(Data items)
*-*-*

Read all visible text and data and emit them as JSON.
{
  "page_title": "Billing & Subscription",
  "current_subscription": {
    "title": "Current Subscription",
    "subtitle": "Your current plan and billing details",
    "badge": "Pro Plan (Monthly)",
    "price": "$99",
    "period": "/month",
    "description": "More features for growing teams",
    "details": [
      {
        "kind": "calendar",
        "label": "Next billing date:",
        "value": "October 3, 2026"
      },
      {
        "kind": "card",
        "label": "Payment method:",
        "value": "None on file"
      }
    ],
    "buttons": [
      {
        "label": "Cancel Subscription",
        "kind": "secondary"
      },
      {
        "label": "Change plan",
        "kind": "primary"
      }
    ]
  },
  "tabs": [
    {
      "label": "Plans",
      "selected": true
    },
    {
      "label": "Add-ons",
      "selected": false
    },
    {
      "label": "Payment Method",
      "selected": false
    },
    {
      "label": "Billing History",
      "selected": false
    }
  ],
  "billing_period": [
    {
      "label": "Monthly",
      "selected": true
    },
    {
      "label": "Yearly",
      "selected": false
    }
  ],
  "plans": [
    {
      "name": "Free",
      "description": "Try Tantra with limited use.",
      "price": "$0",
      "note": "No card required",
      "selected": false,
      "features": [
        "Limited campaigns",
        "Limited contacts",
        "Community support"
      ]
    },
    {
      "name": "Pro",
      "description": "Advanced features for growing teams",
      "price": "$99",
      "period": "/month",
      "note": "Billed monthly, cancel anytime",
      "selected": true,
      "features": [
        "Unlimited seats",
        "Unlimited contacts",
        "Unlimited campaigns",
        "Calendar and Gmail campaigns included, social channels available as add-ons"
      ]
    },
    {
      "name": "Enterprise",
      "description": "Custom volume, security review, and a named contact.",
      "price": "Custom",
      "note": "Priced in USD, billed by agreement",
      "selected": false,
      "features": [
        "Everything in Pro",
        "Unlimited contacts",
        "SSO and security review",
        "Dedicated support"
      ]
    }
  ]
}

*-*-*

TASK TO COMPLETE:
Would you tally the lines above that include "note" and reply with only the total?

RESPONSE TO THE TASK:
3